When photographer Gabriel Yared uses wide-screen lensing to show the pained expressions on Chris’s face when he sees his sweetheart together with Mikael, he gives ample time to the actual fighting; to the half naked Armenian men who are on a detail of heavy work leading some to die, and to the happy moment that the Armenians resist strongly, based on a true event in the mountainous Mosa Dagh where the Turks were held back for 53 days.

Oscar Isaac carries the film on his shoulders, an admirable job as a charismatic fighter and lover and also brilliant medical student who near the beginning of the story deftly extracts an organ from a corpse.  Yet another bold move features the American ambassador to Constantinople telling the pasha that the journalist, in jail for releasing genocide material to AP, must not be executed but instead must be freed.

During the same year that “The Promise” is released, “The Ottoman Lieutenant” has followed a similar trajectory: the love story between an idealistic American nurse and a Turkish officer in World War I.  Presumably a new interest in The Great War is on the march, though the first world war will probably always take a back seat in Hollywood to the second.  “The Promise,” for its saccharine romance and pounding music on the soundtrack is a respectable treatment of an action by the Turks that killed between one million and one and on-half million Armenians.  Again: the temptation in some countries to use a critical time such as war or depression to eliminate a minority may unfortunately be with off for a long time.
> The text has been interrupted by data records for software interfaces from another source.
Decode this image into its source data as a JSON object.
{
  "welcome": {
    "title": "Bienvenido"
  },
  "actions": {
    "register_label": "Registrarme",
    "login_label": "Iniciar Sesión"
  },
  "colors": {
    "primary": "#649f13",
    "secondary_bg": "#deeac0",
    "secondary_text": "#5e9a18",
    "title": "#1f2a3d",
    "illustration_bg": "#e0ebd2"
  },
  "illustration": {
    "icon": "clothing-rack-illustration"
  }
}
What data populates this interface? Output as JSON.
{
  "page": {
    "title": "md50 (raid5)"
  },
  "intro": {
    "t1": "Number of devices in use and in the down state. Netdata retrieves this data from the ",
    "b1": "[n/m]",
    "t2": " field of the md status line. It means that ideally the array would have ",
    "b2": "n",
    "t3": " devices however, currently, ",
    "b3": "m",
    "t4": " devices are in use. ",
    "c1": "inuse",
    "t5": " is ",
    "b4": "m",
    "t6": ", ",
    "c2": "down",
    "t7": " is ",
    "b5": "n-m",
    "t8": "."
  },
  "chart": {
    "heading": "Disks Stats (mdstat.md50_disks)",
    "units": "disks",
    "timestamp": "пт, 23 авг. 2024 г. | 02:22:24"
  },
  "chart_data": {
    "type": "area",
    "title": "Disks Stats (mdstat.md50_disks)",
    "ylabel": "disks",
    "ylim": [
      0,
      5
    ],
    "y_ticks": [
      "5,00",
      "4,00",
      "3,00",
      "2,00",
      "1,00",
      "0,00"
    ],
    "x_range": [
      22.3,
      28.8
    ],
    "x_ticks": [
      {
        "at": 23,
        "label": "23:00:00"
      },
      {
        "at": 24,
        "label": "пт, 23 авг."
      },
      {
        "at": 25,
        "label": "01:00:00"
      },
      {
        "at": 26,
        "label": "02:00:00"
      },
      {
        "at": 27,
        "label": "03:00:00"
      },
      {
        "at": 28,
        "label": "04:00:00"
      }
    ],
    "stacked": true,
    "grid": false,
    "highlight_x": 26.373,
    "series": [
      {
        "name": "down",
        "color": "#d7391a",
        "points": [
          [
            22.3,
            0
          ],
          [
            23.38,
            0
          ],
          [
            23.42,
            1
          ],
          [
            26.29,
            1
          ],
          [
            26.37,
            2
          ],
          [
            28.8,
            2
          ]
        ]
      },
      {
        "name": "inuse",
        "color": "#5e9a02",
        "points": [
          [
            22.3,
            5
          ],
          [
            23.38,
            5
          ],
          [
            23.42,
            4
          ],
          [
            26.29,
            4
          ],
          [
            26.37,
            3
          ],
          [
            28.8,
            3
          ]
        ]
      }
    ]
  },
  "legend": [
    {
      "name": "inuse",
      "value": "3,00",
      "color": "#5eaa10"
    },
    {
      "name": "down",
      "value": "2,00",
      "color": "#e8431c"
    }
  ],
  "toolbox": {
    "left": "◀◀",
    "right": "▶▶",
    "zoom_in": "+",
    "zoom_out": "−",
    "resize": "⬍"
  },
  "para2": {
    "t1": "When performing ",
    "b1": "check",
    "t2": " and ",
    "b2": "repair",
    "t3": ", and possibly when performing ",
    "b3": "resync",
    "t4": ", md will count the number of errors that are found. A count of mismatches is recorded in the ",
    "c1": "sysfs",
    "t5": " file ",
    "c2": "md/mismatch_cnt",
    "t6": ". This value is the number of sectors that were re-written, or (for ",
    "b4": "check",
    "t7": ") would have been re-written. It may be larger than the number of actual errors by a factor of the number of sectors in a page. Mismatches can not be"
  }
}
Rated PG-13.  134 minutes.  © Harvey Karten, Member, New York Film Critics Online
Comments, readers?  Agree? Disagree? Why?